This year's party was different for Rose, of course. He was one of them. He and his wife cried all night long as they visited with the families, most of them old friends.

"I always wondered if anything I was doing was really helping," he says. "But I found out that when we receive support and know someone cares that it actually does give you strength — physical strength — to go on. I received amazing support from the administration, fans, players, friends, family, coaches. It helped me get through it."

"There was no question that this year's party was different," says Cheryl. "It was different for the families, too. I noticed it as they came up and gave us hugs and talked to Dave. I could see it in their eyes. They looked at him differently — they were thinking you know how we feel."

The irony of Rose's cancer is that he has been involved with the cancer cause for years. Besides the children's organization, he was the first coach in the state to join Coaches Versus Cancer, a national organization.

Rose returned to work in August, but in a way he left some of himself behind. Like most coaches at the Division 1 level, he had been obsessive about his job. He would come home late from work during the season, eat a hurried dinner and then watch video the rest of the night. Now he comes home in time for dinner and interacts with his wife and daughter, Taylor, their only child still living at home.

The family used to give him a wide berth after losses; there was no talking to him. When he called his wife after a loss to Utah State this season, she was wary, but he cracked a joke about the game and actually laughed. "We didn't play well," he told her, "but we'll be OK."

"He smiles and laughs more during the season," says Cheryl. "He's calmer before games. There's a peacefulness about him."

He does things he never did before. He surprised his wife on her birthday by taking her to New York, where they saw four Broadway shows. He took her to an art museum on the BYU campus – "He didn't even know they had one before," says Cheryl. He took her to the symphony and on a hike in the mountains. "He even played a card game with us, and he hates them," says Cheryl. The other day he spoke at the Joseph Smith Building and noted, "I've been here six or seven times, and I never noticed the (carved) ceilings."

"It's taught us both to enjoy the journey," says Cheryl. "I used to worry that Dave was sprinting a marathon. I worried about his health. ... This profession is so hard on coaches and their families. We put so much importance on what these gets do. They let it define who they are. It's a job, it's not who they are."

The new, more relaxed Rose has even let his hair down, so to speak. Some players were stunned when they saw him for the first time after the cancer bout; not only had he lost a lot of weight, but his hair had gone from brown to whitish-gray in a matter of weeks. The players attributed it to the cancer.

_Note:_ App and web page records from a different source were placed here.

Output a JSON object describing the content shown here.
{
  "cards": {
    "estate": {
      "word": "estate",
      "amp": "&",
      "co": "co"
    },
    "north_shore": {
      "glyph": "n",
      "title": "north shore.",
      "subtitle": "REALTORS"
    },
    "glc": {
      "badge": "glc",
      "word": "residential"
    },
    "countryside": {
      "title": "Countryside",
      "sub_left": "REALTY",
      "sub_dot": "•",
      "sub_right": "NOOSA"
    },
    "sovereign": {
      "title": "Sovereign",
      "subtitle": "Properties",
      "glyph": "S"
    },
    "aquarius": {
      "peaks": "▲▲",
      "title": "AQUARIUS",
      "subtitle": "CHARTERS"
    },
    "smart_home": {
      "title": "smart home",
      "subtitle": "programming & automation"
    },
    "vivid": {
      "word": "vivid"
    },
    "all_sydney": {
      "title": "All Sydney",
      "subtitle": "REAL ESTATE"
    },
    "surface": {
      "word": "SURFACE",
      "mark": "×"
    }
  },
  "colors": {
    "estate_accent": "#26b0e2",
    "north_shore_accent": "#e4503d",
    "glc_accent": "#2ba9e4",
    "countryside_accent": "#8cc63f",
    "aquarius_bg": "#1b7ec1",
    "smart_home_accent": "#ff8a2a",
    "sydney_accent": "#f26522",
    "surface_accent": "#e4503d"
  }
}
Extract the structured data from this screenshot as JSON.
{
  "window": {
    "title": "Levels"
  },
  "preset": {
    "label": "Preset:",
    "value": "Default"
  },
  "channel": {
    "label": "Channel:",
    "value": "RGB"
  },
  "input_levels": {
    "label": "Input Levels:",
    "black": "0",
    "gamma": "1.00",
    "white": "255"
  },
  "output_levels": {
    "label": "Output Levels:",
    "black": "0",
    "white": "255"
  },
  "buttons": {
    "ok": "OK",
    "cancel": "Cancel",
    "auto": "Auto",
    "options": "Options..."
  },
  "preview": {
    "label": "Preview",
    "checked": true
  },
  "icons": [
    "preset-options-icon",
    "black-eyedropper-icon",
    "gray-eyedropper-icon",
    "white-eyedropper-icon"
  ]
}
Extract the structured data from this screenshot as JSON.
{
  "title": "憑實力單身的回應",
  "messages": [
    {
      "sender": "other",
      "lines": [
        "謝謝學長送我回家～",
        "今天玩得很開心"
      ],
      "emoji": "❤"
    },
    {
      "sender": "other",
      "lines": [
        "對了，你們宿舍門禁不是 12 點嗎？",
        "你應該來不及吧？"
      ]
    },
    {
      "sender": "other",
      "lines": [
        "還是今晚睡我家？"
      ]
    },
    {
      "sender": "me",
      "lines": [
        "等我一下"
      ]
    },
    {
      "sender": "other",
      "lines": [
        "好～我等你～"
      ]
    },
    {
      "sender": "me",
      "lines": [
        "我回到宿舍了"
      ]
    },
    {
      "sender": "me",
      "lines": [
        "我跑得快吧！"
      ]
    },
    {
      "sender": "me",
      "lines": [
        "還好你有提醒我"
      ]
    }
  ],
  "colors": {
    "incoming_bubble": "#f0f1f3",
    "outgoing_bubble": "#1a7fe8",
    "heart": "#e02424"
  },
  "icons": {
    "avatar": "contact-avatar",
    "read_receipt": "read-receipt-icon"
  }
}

"Actually, I just stopped worrying about it," Rose says with a grin.

He and his wife remind each other at home that "Life is good." Looking back, the coach notes, "It's hard to believe, but I feel good. I know I'm fortunate."

When Rose met with the team upon his return from cancer, he and his wife asked them if they would help them repay the many kindnesses they had received by helping others and then reporting their experiences to their coach. The players have been observed helping strangers with their luggage in airports and interacting with sick children and teaching basketball skills to kids.

They haven't been so generous with their opponents on the court as they have been one of the country's dominant teams. Recently, Cheryl worried aloud to her husband that the team faced a "tough" stretch of road games.

"When I laid there those nights in the hospital, that was tough," Rose said. "This is just an opportunity."